Deaf people use the region of the brain associated with hearing to sense vibrations, a new study shows. "These findings illustrate how altered experience can affect brain organization," says investigator Dean Shibata of the University of Washington. He presented his results yesterday at the annual meeting of the Radiological Society of North America.

Using functional magnetic resonance imaging (fMRI), Shibata scanned the brains of 10 deaf students and 11 students with normal hearing while they experienced intermittent vibrations on their hands. All the subjects showed activity in the region of the brain that processes vibrations. The deaf students, however, also exhibited activity in the auditory cortex, a golf-ball-size area used in hearing. "In someone who is deaf," he explains, "the young brain takes advantage of valuable real estate in the brain by processing vibrations in the part of the brain that would otherwise be used to process sound."
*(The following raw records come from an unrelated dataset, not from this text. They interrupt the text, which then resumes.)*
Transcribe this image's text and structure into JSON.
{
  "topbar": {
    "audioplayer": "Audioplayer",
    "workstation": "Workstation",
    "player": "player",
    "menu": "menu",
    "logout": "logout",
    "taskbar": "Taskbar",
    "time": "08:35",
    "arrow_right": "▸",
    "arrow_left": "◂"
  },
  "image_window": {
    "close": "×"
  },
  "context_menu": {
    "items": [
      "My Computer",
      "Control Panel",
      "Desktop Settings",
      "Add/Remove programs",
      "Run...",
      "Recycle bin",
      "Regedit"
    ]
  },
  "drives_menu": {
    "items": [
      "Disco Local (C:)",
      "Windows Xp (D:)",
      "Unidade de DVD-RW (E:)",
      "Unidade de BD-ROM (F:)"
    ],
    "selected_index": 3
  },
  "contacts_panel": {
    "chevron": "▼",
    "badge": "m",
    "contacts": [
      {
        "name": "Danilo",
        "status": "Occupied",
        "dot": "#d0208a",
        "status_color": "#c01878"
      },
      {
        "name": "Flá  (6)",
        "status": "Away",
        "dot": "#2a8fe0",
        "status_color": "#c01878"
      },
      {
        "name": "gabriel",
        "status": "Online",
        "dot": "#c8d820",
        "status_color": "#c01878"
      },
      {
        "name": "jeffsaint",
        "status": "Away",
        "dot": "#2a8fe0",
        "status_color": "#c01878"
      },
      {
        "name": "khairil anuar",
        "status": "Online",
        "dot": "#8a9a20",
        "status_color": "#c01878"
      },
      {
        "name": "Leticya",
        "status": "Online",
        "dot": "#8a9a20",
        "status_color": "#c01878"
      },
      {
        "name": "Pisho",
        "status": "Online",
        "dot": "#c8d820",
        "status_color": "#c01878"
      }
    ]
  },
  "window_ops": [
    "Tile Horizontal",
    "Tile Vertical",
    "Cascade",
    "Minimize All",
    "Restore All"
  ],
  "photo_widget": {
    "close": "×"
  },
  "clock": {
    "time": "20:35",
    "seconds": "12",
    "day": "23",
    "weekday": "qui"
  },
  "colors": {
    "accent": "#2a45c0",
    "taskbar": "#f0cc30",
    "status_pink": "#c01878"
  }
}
Because vibrations and sound have similar features, Shibata notes, it makes sense that the brain can adapt to replace one with the other in a processing region. What's more, he suggests, it may be helpful to expose deaf children to music and vibrations converted from speech sounds early in life while their brains are still developing.